PROMPT:
Return every entry exactly.

DATA FOR REVIEW:
========================================
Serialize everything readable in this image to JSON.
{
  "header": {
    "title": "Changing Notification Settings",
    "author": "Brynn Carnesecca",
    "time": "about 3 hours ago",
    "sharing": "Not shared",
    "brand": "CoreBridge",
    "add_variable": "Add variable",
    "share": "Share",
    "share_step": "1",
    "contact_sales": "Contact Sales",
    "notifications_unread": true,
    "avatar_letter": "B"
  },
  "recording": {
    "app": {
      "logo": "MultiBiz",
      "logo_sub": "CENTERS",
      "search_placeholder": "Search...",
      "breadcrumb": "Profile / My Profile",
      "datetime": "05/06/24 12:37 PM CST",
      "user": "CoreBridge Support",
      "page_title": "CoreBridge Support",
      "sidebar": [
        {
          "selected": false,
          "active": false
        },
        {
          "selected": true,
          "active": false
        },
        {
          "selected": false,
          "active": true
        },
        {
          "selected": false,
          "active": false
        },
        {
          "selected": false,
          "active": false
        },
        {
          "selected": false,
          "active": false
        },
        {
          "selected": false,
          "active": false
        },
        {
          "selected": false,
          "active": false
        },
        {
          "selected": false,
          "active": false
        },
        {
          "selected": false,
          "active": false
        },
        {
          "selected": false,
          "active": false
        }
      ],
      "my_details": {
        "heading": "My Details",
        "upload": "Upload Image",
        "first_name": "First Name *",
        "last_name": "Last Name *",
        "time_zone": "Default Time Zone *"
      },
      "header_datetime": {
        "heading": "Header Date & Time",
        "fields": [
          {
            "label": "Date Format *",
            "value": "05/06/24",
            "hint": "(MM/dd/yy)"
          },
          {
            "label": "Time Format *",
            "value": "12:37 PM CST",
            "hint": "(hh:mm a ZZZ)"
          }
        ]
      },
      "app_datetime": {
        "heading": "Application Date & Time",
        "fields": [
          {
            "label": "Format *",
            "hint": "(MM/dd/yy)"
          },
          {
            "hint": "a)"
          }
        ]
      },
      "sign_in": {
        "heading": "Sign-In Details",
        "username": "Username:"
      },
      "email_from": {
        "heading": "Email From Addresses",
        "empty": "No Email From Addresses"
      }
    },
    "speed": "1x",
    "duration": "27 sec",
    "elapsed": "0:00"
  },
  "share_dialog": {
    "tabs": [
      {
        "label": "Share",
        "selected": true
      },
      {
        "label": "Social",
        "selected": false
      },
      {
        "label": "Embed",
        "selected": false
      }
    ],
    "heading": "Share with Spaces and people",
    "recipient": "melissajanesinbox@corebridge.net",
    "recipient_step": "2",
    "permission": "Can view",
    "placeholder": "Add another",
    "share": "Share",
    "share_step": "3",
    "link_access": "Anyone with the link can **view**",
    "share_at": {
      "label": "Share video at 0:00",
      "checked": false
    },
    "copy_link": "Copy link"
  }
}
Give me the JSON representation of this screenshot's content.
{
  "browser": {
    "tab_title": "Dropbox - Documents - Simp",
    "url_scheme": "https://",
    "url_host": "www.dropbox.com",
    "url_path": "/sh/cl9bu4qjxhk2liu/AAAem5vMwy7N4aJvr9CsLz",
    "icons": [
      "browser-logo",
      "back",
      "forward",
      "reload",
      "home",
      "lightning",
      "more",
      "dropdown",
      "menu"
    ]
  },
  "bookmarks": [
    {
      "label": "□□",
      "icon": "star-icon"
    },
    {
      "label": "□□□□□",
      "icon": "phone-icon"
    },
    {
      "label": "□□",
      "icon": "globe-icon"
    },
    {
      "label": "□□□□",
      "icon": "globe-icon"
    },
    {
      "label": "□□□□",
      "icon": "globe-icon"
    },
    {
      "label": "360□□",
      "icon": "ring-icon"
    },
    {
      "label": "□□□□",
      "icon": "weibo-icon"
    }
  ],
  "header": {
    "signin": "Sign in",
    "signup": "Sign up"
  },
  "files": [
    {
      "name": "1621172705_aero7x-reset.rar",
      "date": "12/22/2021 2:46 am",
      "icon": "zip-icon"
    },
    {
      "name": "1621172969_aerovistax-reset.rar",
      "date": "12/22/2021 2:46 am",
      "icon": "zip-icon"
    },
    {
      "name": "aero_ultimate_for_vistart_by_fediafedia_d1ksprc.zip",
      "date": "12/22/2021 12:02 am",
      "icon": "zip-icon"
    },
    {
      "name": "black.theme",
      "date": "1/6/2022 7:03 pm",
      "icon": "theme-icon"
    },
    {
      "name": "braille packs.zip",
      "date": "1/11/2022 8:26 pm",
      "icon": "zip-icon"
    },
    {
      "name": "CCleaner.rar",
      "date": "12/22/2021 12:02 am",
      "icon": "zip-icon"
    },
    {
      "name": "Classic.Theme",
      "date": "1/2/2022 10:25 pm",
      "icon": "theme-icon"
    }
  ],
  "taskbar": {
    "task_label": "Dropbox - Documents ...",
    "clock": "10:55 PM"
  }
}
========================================
WRITTEN RESPONSE:
Serialize everything readable in this image to JSON.
{
  "header": {
    "title": "Changing Notification Settings",
    "author": "Brynn Carnesecca",
    "time": "about 3 hours ago",
    "sharing": "Not shared",
    "brand": "CoreBridge",
    "add_variable": "Add variable",
    "share": "Share",
    "share_step": "1",
    "contact_sales": "Contact Sales",
    "notifications_unread": true,
    "avatar_letter": "B"
  },
  "recording": {
    "app": {
      "logo": "MultiBiz",
      "logo_sub": "CENTERS",
      "search_placeholder": "Search...",
      "breadcrumb": "Profile / My Profile",
      "datetime": "05/06/24 12:37 PM CST",
      "user": "CoreBridge Support",
      "page_title": "CoreBridge Support",
      "sidebar": [
        {
          "selected": false,
          "active": false
        },
        {
          "selected": true,
          "active": false
        },
        {
          "selected": false,
          "active": true
        },
        {
          "selected": false,
          "active": false
        },
        {
          "selected": false,
          "active": false
        },
        {
          "selected": false,
          "active": false
        },
        {
          "selected": false,
          "active": false
        },
        {
          "selected": false,
          "active": false
        },
        {
          "selected": false,
          "active": false
        },
        {
          "selected": false,
          "active": false
        },
        {
          "selected": false,
          "active": false
        }
      ],
      "my_details": {
        "heading": "My Details",
        "upload": "Upload Image",
        "first_name": "First Name *",
        "last_name": "Last Name *",
        "time_zone": "Default Time Zone *"
      },
      "header_datetime": {
        "heading": "Header Date & Time",
        "fields": [
          {
            "label": "Date Format *",
            "value": "05/06/24",
            "hint": "(MM/dd/yy)"
          },
          {
            "label": "Time Format *",
            "value": "12:37 PM CST",
            "hint": "(hh:mm a ZZZ)"
          }
        ]
      },
      "app_datetime": {
        "heading": "Application Date & Time",
        "fields": [
          {
            "label": "Format *",
            "hint": "(MM/dd/yy)"
          },
          {
            "hint": "a)"
          }
        ]
      },
      "sign_in": {
        "heading": "Sign-In Details",
        "username": "Username:"
      },
      "email_from": {
        "heading": "Email From Addresses",
        "empty": "No Email From Addresses"
      }
    },
    "speed": "1x",
    "duration": "27 sec",
    "elapsed": "0:00"
  },
  "share_dialog": {
    "tabs": [
      {
        "label": "Share",
        "selected": true
      },
      {
        "label": "Social",
        "selected": false
      },
      {
        "label": "Embed",
        "selected": false
      }
    ],
    "heading": "Share with Spaces and people",
    "recipient": "melissajanesinbox@corebridge.net",
    "recipient_step": "2",
    "permission": "Can view",
    "placeholder": "Add another",
    "share": "Share",
    "share_step": "3",
    "link_access": "Anyone with the link can **view**",
    "share_at": {
      "label": "Share video at 0:00",
      "checked": false
    },
    "copy_link": "Copy link"
  }
}
Give me the JSON representation of this screenshot's content.
{
  "browser": {
    "tab_title": "Dropbox - Documents - Simp",
    "url_scheme": "https://",
    "url_host": "www.dropbox.com",
    "url_path": "/sh/cl9bu4qjxhk2liu/AAAem5vMwy7N4aJvr9CsLz",
    "icons": [
      "browser-logo",
      "back",
      "forward",
      "reload",
      "home",
      "lightning",
      "more",
      "dropdown",
      "menu"
    ]
  },
  "bookmarks": [
    {
      "label": "□□",
      "icon": "star-icon"
    },
    {
      "label": "□□□□□",
      "icon": "phone-icon"
    },
    {
      "label": "□□",
      "icon": "globe-icon"
    },
    {
      "label": "□□□□",
      "icon": "globe-icon"
    },
    {
      "label": "□□□□",
      "icon": "globe-icon"
    },
    {
      "label": "360□□",
      "icon": "ring-icon"
    },
    {
      "label": "□□□□",
      "icon": "weibo-icon"
    }
  ],
  "header": {
    "signin": "Sign in",
    "signup": "Sign up"
  },
  "files": [
    {
      "name": "1621172705_aero7x-reset.rar",
      "date": "12/22/2021 2:46 am",
      "icon": "zip-icon"
    },
    {
      "name": "1621172969_aerovistax-reset.rar",
      "date": "12/22/2021 2:46 am",
      "icon": "zip-icon"
    },
    {
      "name": "aero_ultimate_for_vistart_by_fediafedia_d1ksprc.zip",
      "date": "12/22/2021 12:02 am",
      "icon": "zip-icon"
    },
    {
      "name": "black.theme",
      "date": "1/6/2022 7:03 pm",
      "icon": "theme-icon"
    },
    {
      "name": "braille packs.zip",
      "date": "1/11/2022 8:26 pm",
      "icon": "zip-icon"
    },
    {
      "name": "CCleaner.rar",
      "date": "12/22/2021 12:02 am",
      "icon": "zip-icon"
    },
    {
      "name": "Classic.Theme",
      "date": "1/2/2022 10:25 pm",
      "icon": "theme-icon"
    }
  ],
  "taskbar": {
    "task_label": "Dropbox - Documents ...",
    "clock": "10:55 PM"
  }
}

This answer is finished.